======== Provided material ========
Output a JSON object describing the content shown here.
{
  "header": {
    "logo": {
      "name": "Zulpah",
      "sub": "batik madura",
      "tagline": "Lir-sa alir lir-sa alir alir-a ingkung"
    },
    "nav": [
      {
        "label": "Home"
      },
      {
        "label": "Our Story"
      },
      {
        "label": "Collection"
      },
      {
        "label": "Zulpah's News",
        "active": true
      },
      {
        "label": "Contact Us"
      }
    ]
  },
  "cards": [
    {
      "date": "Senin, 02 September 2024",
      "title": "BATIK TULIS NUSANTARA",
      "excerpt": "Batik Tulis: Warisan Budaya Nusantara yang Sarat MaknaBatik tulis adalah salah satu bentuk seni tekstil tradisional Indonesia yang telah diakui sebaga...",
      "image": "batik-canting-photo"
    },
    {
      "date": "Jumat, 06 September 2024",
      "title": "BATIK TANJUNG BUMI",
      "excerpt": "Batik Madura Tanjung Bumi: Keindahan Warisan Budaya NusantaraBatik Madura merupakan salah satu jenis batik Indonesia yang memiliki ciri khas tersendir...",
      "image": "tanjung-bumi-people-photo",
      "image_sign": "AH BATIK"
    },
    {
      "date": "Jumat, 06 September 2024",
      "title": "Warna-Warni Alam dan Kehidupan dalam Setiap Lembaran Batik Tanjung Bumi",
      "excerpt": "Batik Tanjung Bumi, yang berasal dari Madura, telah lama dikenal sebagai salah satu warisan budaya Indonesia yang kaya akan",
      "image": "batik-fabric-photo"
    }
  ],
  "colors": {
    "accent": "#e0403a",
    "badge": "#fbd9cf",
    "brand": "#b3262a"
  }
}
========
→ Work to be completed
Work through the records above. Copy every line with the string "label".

→ Response to this exercise
        "label": "Home"
        "label": "Our Story"
        "label": "Collection"
        "label": "Zulpah's News",
        "label": "Contact Us"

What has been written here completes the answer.